A new generation of small jets is threatening to clog congested airline routes and is raising safety concerns, according to air-traffic controllers and airline pilots.
So-called very light jets (VLJs) began commercial service in the Southeast last year. Companies using them say they will revolutionize air travel by making it more practical and affordable.

However, the jets have created problems for controllers. The new planes are so much slower than larger airline jets that controllers must keep them out of the normal highways in the skies whenever traffic is heavy, said Steven Wallace, the local president of the National Air Traffic Controllers' Association at Miami Center.

"They don't mix very well" with larger jets in the air, said David Cook, a controller who heads the controller's union at Jacksonville Center.

The 12 three-passenger Eclipse 500 jets being flown by start-up DayJet have not caused major disruptions to the air-traffic system.
Controllers, including Wallace and Cook, say that it has been easy to handle flights. They said, however, that if hundreds of the jets began filling the skies it would be difficult to accommodate them without major delays.

NASA and the Federal Aviation Administration predict there could be thousands of the small jets within a decade.

The Eclipses are only a few feet longer than an entry-level private propeller plane, yet are powered by twin jets and fly up to 41,000 feet.

Their top speed is more than 100 mph slower than airline jets. Their small engines cannot climb as fast as popular airliners such as the Boeing 737 or the Airbus A320.

Capt. Rory Kay, safety chairman for the Air Line Pilots Association, said flying behind an Eclipse in a large jet would be "a bit like following a farm vehicle."

Pilots are also concerned because the small planes made by Eclipse and several other manufacturers are exempt from having to carry several major safety systems required in airliners, Kay said. For example, the DayJet planes do not carry the warning system designed to prevent mid-air collisions, even though the planes can be flown at high altitudes with other jets.

Kay said passengers on DayJet should have the same protection under federal law as passengers on large airlines.

DayJet began flying Eclipses last October with a new concept for air travel. Instead of paying thousands of dollars to charter a jet, customers who are willing to avoid major hubs can buy single seats for as little as several hundred dollars. The firm has encountered difficulties obtaining credit to fund expansion this year, forcing the firm to fly only 12 of its 28 aircraft, but CEO Ed Iacobucci said demand for the flights remains strong.

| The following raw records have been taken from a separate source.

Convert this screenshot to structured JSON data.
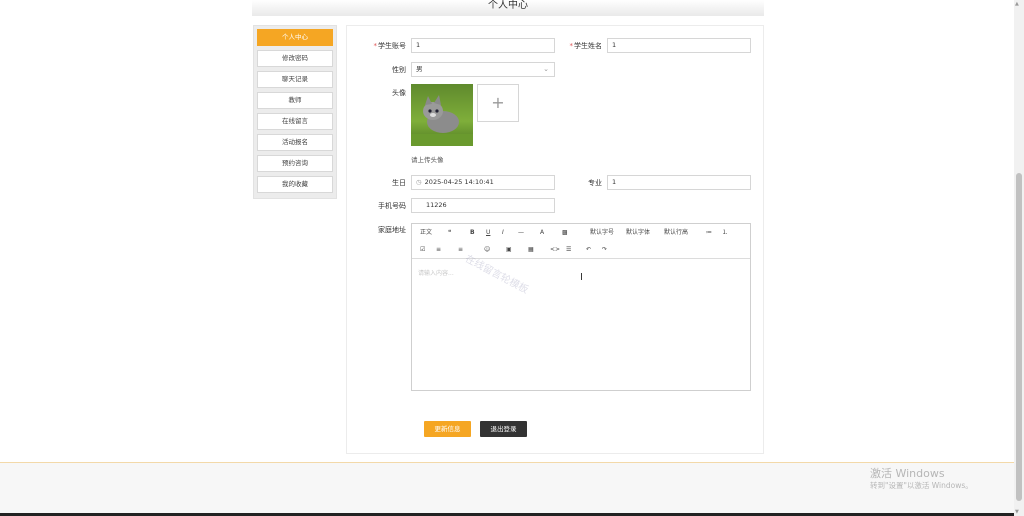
{
  "header": {
    "title": "个人中心"
  },
  "sidebar": {
    "items": [
      {
        "label": "个人中心"
      },
      {
        "label": "修改密码"
      },
      {
        "label": "聊天记录"
      },
      {
        "label": "教师"
      },
      {
        "label": "在线留言"
      },
      {
        "label": "活动报名"
      },
      {
        "label": "预约咨询"
      },
      {
        "label": "我的收藏"
      }
    ]
  },
  "form": {
    "student_no": {
      "label": "学生账号",
      "value": "1"
    },
    "student_name": {
      "label": "学生姓名",
      "value": "1"
    },
    "gender": {
      "label": "性别",
      "value": "男"
    },
    "avatar": {
      "label": "头像",
      "hint": "请上传头像"
    },
    "birthday": {
      "label": "生日",
      "value": "2025-04-25 14:10:41"
    },
    "major": {
      "label": "专业",
      "value": "1"
    },
    "phone": {
      "label": "手机号码",
      "value": "11226"
    },
    "address": {
      "label": "家庭地址",
      "placeholder": "请输入内容..."
    }
  },
  "editor": {
    "toolbar_row1": [
      "正文",
      "❝",
      "B",
      "U",
      "I",
      "—",
      "A",
      "▩",
      "默认字号",
      "默认字体",
      "默认行高",
      "≔",
      "⒈"
    ],
    "toolbar_row2": [
      "☑",
      "≡",
      "≡",
      "☺",
      "▣",
      "▦",
      "<>",
      "☰",
      "↶",
      "↷"
    ],
    "watermark": "在线留言轮模板"
  },
  "buttons": {
    "update": "更新信息",
    "logout": "退出登录"
  },
  "os_overlay": {
    "activate_title": "激活 Windows",
    "activate_sub": "转到\"设置\"以激活 Windows。"
  },
  "icons": {
    "add": "plus-icon",
    "clock": "clock-icon",
    "chevron": "chevron-down-icon"
  },
  "colors": {
    "accent": "#f5a623",
    "dark_button": "#333333"
  }
}
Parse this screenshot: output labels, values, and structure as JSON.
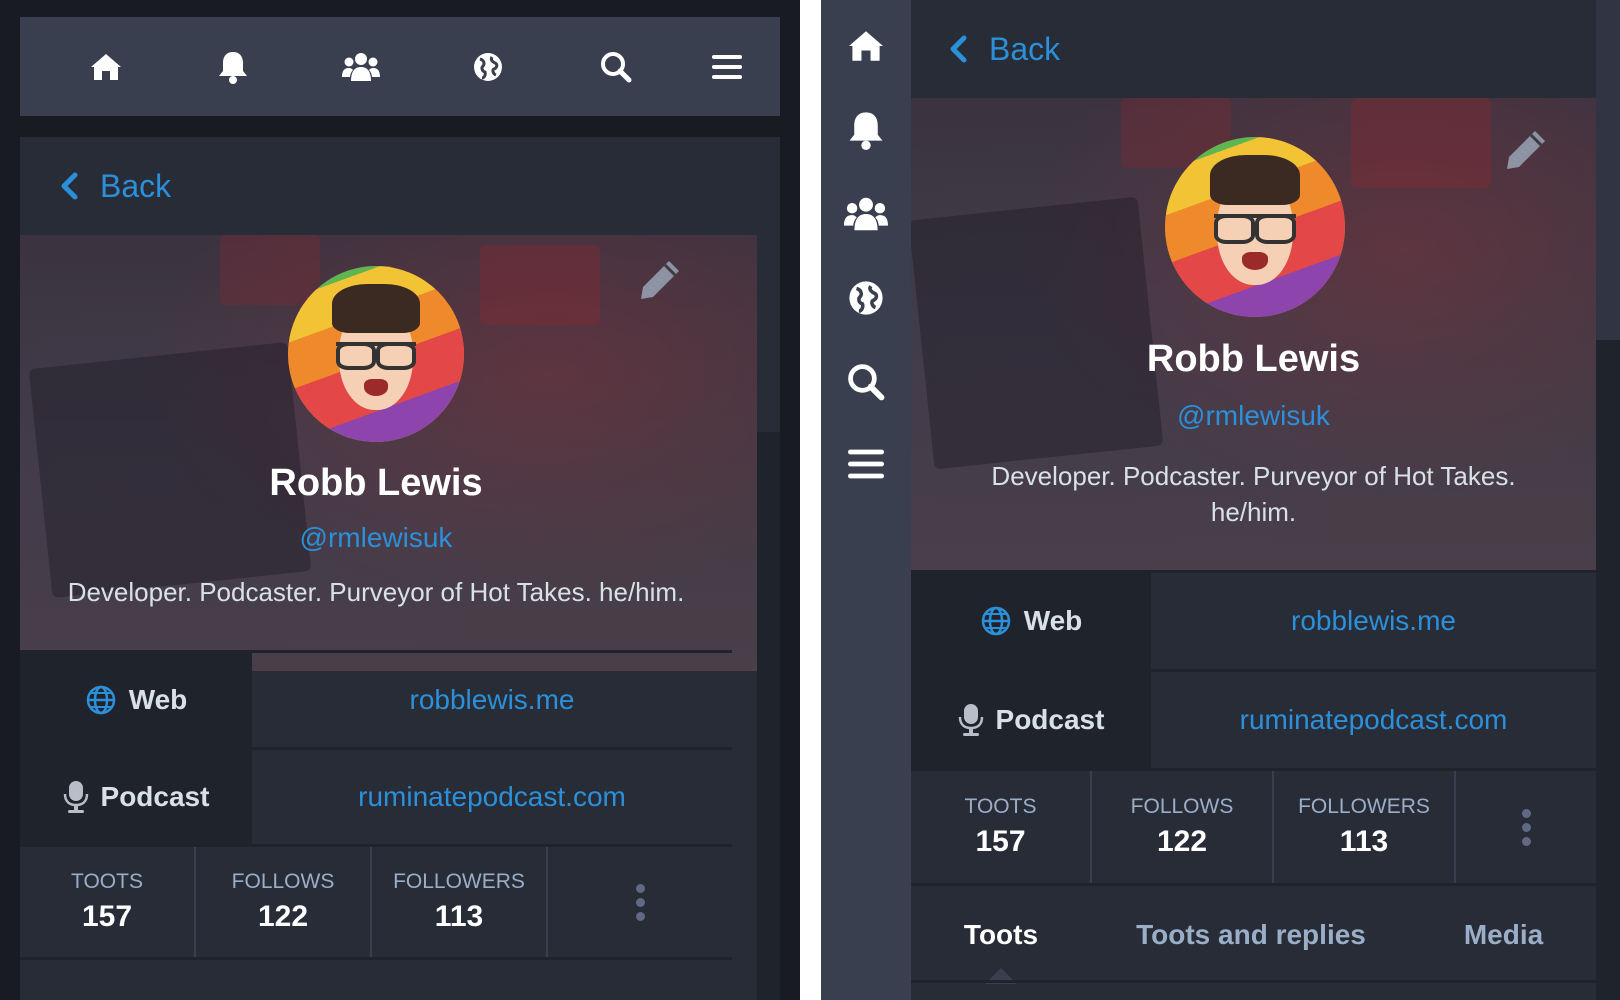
{
  "nav": {
    "home_icon": "home-icon",
    "notifications_icon": "bell-icon",
    "local_icon": "users-icon",
    "federated_icon": "globe-icon",
    "search_icon": "search-icon",
    "menu_icon": "hamburger-menu-icon"
  },
  "back_label": "Back",
  "profile": {
    "display_name": "Robb Lewis",
    "handle": "@rmlewisuk",
    "bio": "Developer. Podcaster. Purveyor of Hot Takes. he/him.",
    "bio_line1": "Developer. Podcaster. Purveyor of Hot Takes.",
    "bio_line2": "he/him."
  },
  "fields": [
    {
      "label": "Web",
      "icon": "globe-icon",
      "value": "robblewis.me"
    },
    {
      "label": "Podcast",
      "icon": "microphone-icon",
      "value": "ruminatepodcast.com"
    }
  ],
  "counts": {
    "toots_label": "TOOTS",
    "toots_value": "157",
    "follows_label": "FOLLOWS",
    "follows_value": "122",
    "followers_label": "FOLLOWERS",
    "followers_value": "113"
  },
  "tabs": [
    {
      "label": "Toots",
      "active": true
    },
    {
      "label": "Toots and replies",
      "active": false
    },
    {
      "label": "Media",
      "active": false
    }
  ],
  "colors": {
    "accent": "#2b90d9",
    "background": "#282c37",
    "nav": "#393f4f",
    "text": "#ffffff",
    "muted": "#9baec8"
  }
}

Iacobucci said DayJet does not mind flying at lower altitudes, even though jets are less efficient in the thicker air. Because the carrier flies mainly short routes, it often doesn't make sense to climb to higher altitudes, he said.

"We're very comfortable, and we're not in anybody's way," he said.

Both Iacobucci and Eclipse CEO Vern Raburn insist that smaller, more affordable jets open vast new possibilities for aviation, allowing speedy travel from uncrowded small airports. They say that new technologies make the jet safe and will soon allow it to fly into crowded regions without disrupting airliners.

DayJet is expected to announce in coming weeks that it is joining with the FAA to conduct tests on new air-traffic technology, Raburn said.
Iacobucci declined to discuss the agreement.

Meanwhile, aviation regulators in the USA and Europe are watching the new jets closely. The FAA is writing new rules tailored to the new jets, and European regulators have said that new safety standards may be necessary. No serious accidents have occurred on Eclipse jets, according to federal records.